Abstract 3095: Prognostic Significance Of Post-revascularisation Irreversible Myocardial Injury Detected By Cardiovascular Magnetic Resonance Imaging
Background The prognostic significance of revascularization procedure related myocardial injury is uncertain. Delayed enhancement CMR (DE-CMR) has been shown to reliably identify areas of irreversible myocardial injury. We evaluated the prognostic significance of procedure related myocardial injury in a consecutive series of patients undergoing high risk PCI or CABG.
Methods/Results 152 patients underwent DE-CMR pre and 1– 6 days post elective PCI or CABG. Primary endpoint was defined as total mortality, non-fatal MI, ventricular arrhythmia terminated by ICD (VA), and unstable angina or heart failure requiring hospitalization. Secondary endpoint was the composite of total mortality, non-fatal MI and VA. During a median follow-up of 2.9 years, 27 patients (18%) reached the primary endpoint and 12 patients (8%) the secondary endpoint. 49 patients (32%) had evidence of new myocardial hyperenhancement (HE) with a median mass of 5.0g (IQR 4.8 –7.1). In a univariate analysis, age, LV EF post intervention, and presence of new HE were predictive of the primary outcome. Elevated troponin (at 24 h) showed a trend towards poorer outcome. In a multivariate Cox regression analysis only age and presence of new HE (HR 2.7, 95% CI 1.1, 5.8) remained independently correlated with occurrence of the primary endpoint. New myocardial HE was the single independent predictor of the composite secondary endpoint (HR 4.2 95% CI 1.2, 16.1).

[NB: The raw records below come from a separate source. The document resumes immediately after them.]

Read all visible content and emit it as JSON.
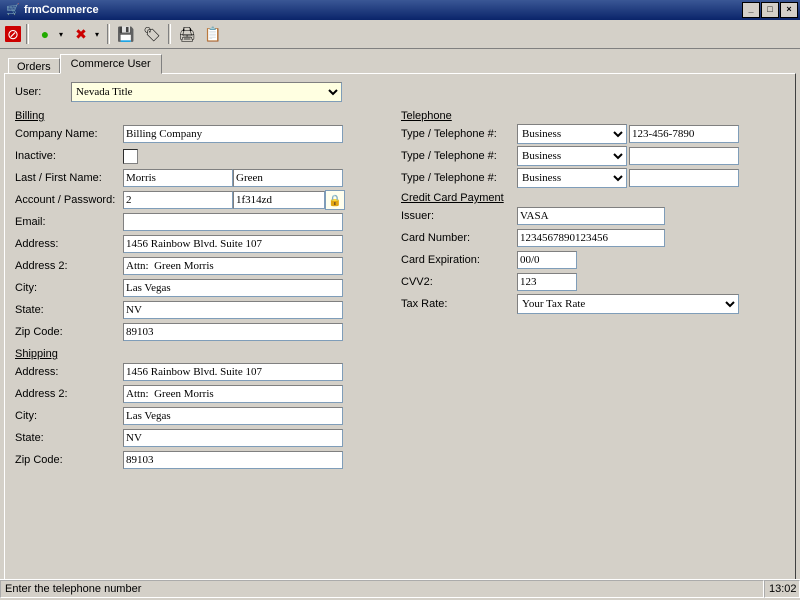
{
  "window": {
    "title": "frmCommerce"
  },
  "tabs": {
    "orders": "Orders",
    "commerce_user": "Commerce User"
  },
  "labels": {
    "user": "User:",
    "billing": "Billing",
    "company_name": "Company Name:",
    "inactive": "Inactive:",
    "last_first": "Last / First Name:",
    "acct_pw": "Account / Password:",
    "email": "Email:",
    "address": "Address:",
    "address2": "Address 2:",
    "city": "City:",
    "state": "State:",
    "zip": "Zip Code:",
    "shipping": "Shipping",
    "telephone": "Telephone",
    "type_tel": "Type / Telephone #:",
    "cc_payment": "Credit Card Payment",
    "issuer": "Issuer:",
    "card_number": "Card Number:",
    "card_exp": "Card Expiration:",
    "cvv2": "CVV2:",
    "tax_rate": "Tax Rate:"
  },
  "values": {
    "user": "Nevada Title",
    "company": "Billing Company",
    "last": "Morris",
    "first": "Green",
    "account": "2",
    "password": "1f314zd",
    "email": "",
    "b_addr": "1456 Rainbow Blvd. Suite 107",
    "b_addr2": "Attn:  Green Morris",
    "b_city": "Las Vegas",
    "b_state": "NV",
    "b_zip": "89103",
    "s_addr": "1456 Rainbow Blvd. Suite 107",
    "s_addr2": "Attn:  Green Morris",
    "s_city": "Las Vegas",
    "s_state": "NV",
    "s_zip": "89103",
    "tel_type1": "Business",
    "tel1": "123-456-7890",
    "tel_type2": "Business",
    "tel2": "",
    "tel_type3": "Business",
    "tel3": "",
    "issuer": "VASA",
    "card_number": "1234567890123456",
    "card_exp": "00/0",
    "cvv2": "123",
    "tax_rate": "Your Tax Rate"
  },
  "status": {
    "message": "Enter the telephone number",
    "time": "13:02"
  }
}
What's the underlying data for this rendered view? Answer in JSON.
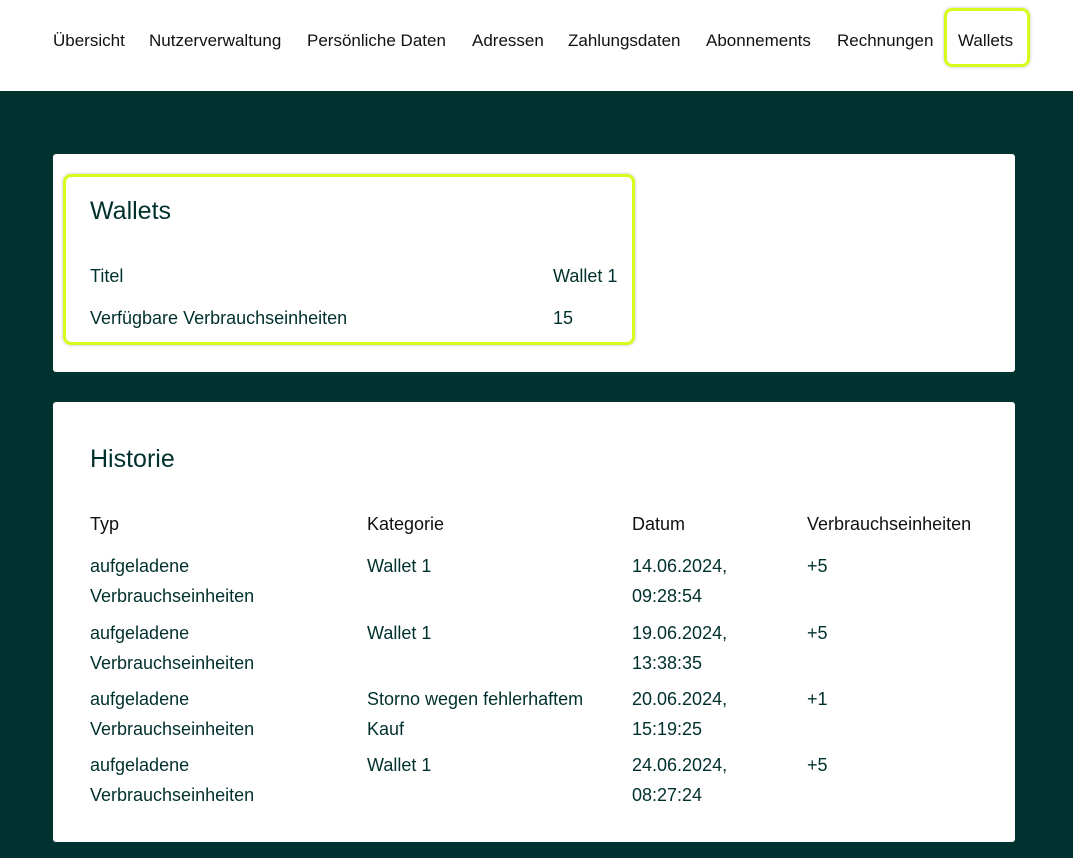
{
  "nav": {
    "items": [
      {
        "label": "Übersicht"
      },
      {
        "label": "Nutzerverwaltung"
      },
      {
        "label": "Persönliche Daten"
      },
      {
        "label": "Adressen"
      },
      {
        "label": "Zahlungsdaten"
      },
      {
        "label": "Abonnements"
      },
      {
        "label": "Rechnungen"
      },
      {
        "label": "Wallets"
      }
    ],
    "active": "Wallets"
  },
  "wallet": {
    "title": "Wallets",
    "fields": [
      {
        "label": "Titel",
        "value": "Wallet 1"
      },
      {
        "label": "Verfügbare Verbrauchseinheiten",
        "value": "15"
      }
    ]
  },
  "history": {
    "title": "Historie",
    "columns": [
      "Typ",
      "Kategorie",
      "Datum",
      "Verbrauchseinheiten"
    ],
    "rows": [
      {
        "typ": [
          "aufgeladene",
          "Verbrauchseinheiten"
        ],
        "kategorie": [
          "Wallet 1",
          ""
        ],
        "datum": [
          "14.06.2024,",
          "09:28:54"
        ],
        "einheiten": "+5"
      },
      {
        "typ": [
          "aufgeladene",
          "Verbrauchseinheiten"
        ],
        "kategorie": [
          "Wallet 1",
          ""
        ],
        "datum": [
          "19.06.2024,",
          "13:38:35"
        ],
        "einheiten": "+5"
      },
      {
        "typ": [
          "aufgeladene",
          "Verbrauchseinheiten"
        ],
        "kategorie": [
          "Storno wegen fehlerhaftem",
          "Kauf"
        ],
        "datum": [
          "20.06.2024,",
          "15:19:25"
        ],
        "einheiten": "+1"
      },
      {
        "typ": [
          "aufgeladene",
          "Verbrauchseinheiten"
        ],
        "kategorie": [
          "Wallet 1",
          ""
        ],
        "datum": [
          "24.06.2024,",
          "08:27:24"
        ],
        "einheiten": "+5"
      }
    ]
  },
  "colors": {
    "background": "#003330",
    "highlight": "#d7fb1a",
    "text": "#00302d"
  }
}
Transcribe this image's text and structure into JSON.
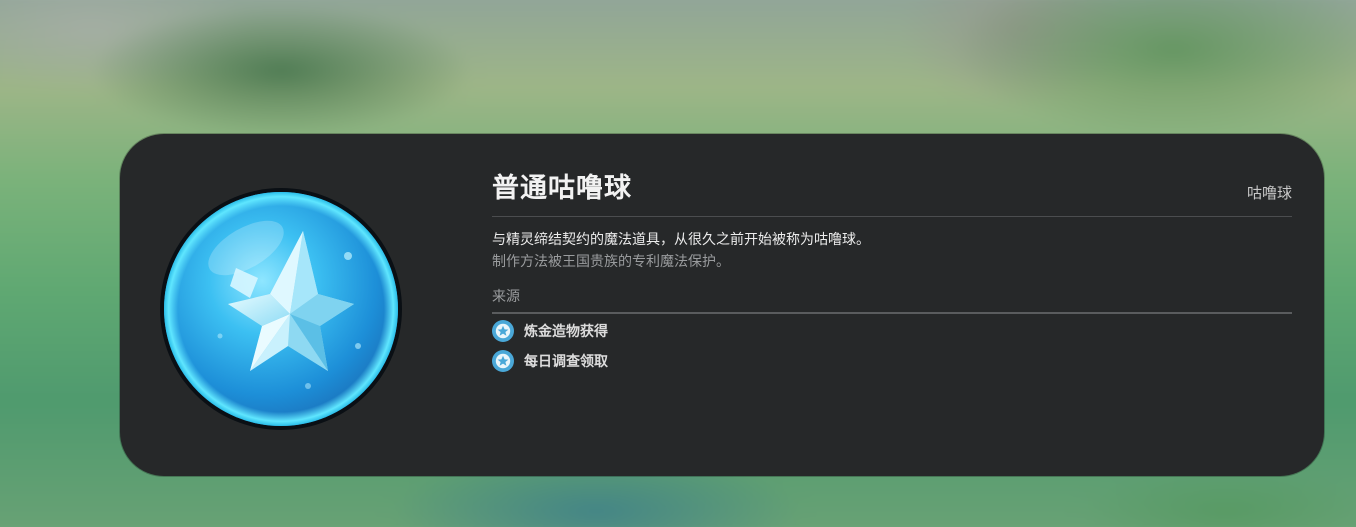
{
  "item": {
    "name": "普通咕噜球",
    "category": "咕噜球",
    "description_primary": "与精灵缔结契约的魔法道具，从很久之前开始被称为咕噜球。",
    "description_secondary": "制作方法被王国贵族的专利魔法保护。",
    "icon": "blue-star-orb-icon"
  },
  "source": {
    "label": "来源",
    "items": [
      {
        "label": "炼金造物获得",
        "icon": "source-badge-icon"
      },
      {
        "label": "每日调查领取",
        "icon": "source-badge-icon"
      }
    ]
  },
  "colors": {
    "panel": "#262829",
    "orb_primary": "#2fb8f0",
    "orb_rim": "#5fe3ff",
    "badge": "#4aa8d8"
  }
}
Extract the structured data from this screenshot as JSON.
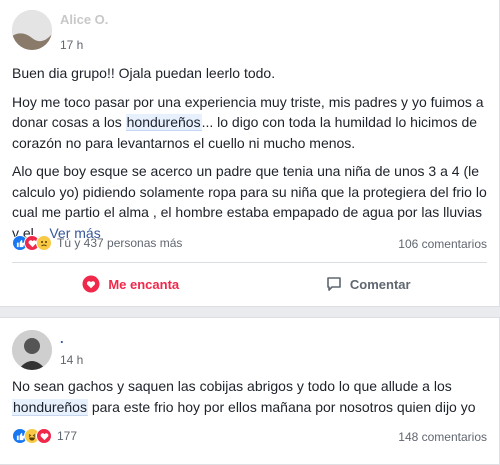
{
  "post1": {
    "author": "Alice O.",
    "time": "17 h",
    "paragraph1": "Buen dia grupo!! Ojala puedan leerlo todo.",
    "p2_before": "Hoy me toco pasar por una experiencia muy triste, mis padres y yo fuimos a donar cosas a los ",
    "p2_highlight": "hondureños",
    "p2_after": "... lo digo con toda la humildad lo hicimos de corazón no para levantarnos el cuello ni mucho menos.",
    "p3": "Alo que boy esque se acerco un padre que tenia una niña de unos 3 a 4 (le calculo yo) pidiendo solamente ropa para su niña que la protegiera del frio lo cual me partio el alma , el hombre estaba empapado de agua por las lluvias y el... ",
    "see_more": "Ver más",
    "reactions_text": "Tú y 437 personas más",
    "comments": "106 comentarios",
    "love_label": "Me encanta",
    "comment_label": "Comentar"
  },
  "post2": {
    "author": ".",
    "time": "14 h",
    "text_before": "No sean gachos y saquen las cobijas abrigos y todo lo que allude a los ",
    "text_highlight": "hondureños",
    "text_after": " para este frio hoy por ellos mañana por nosotros quien dijo yo",
    "reactions_count": "177",
    "comments": "148 comentarios"
  },
  "colors": {
    "accent": "#365899",
    "love": "#f0284a",
    "like": "#1877f2"
  },
  "icons": [
    "like-reaction-icon",
    "love-reaction-icon",
    "sad-reaction-icon",
    "haha-reaction-icon",
    "heart-outline-icon",
    "comment-bubble-icon"
  ]
}
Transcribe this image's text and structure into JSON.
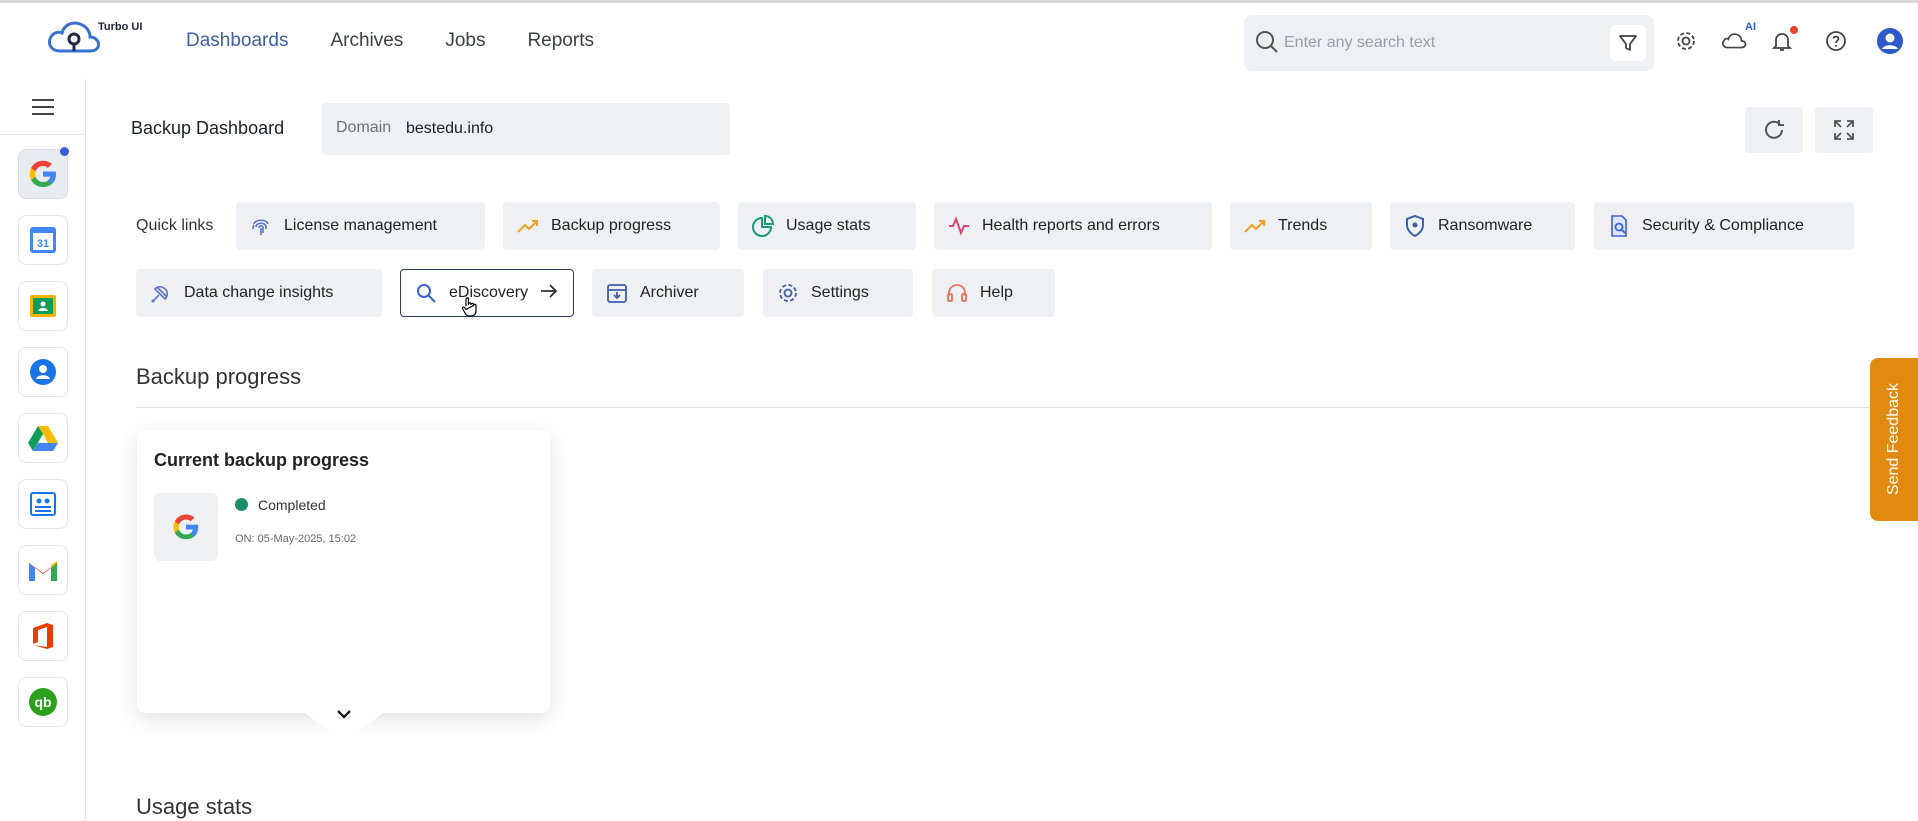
{
  "brand": {
    "name": "Turbo UI"
  },
  "nav": {
    "items": [
      "Dashboards",
      "Archives",
      "Jobs",
      "Reports"
    ],
    "active": "Dashboards"
  },
  "search": {
    "placeholder": "Enter any search text"
  },
  "topbar": {
    "ai_label": "AI",
    "icons": [
      "settings-icon",
      "cloud-ai-icon",
      "bell-icon",
      "help-icon",
      "user-icon"
    ]
  },
  "sidebar": {
    "apps": [
      "google",
      "calendar",
      "classroom",
      "contacts",
      "drive",
      "directory",
      "gmail",
      "office",
      "quickbooks"
    ]
  },
  "header": {
    "title": "Backup Dashboard",
    "domain_label": "Domain",
    "domain_value": "bestedu.info"
  },
  "quick_links": {
    "label": "Quick links",
    "items": [
      "License management",
      "Backup progress",
      "Usage stats",
      "Health reports and errors",
      "Trends",
      "Ransomware",
      "Security & Compliance",
      "Data change insights",
      "eDiscovery",
      "Archiver",
      "Settings",
      "Help"
    ]
  },
  "sections": {
    "backup_progress": "Backup progress",
    "usage_stats": "Usage stats"
  },
  "backup_card": {
    "title": "Current backup progress",
    "status": "Completed",
    "timestamp": "ON: 05-May-2025, 15:02"
  },
  "feedback": {
    "label": "Send Feedback"
  },
  "colors": {
    "accent": "#3d5fa8",
    "success": "#1a8e6a",
    "feedback": "#e28a10"
  }
}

Conclusion Even small amounts of procedure-related myocardial injury are associated with poorer medium term clinical outcomes. CMR identified myocardial injury may be a stronger prognostic marker than cardiac troponin in the setting of coronary revascularisation.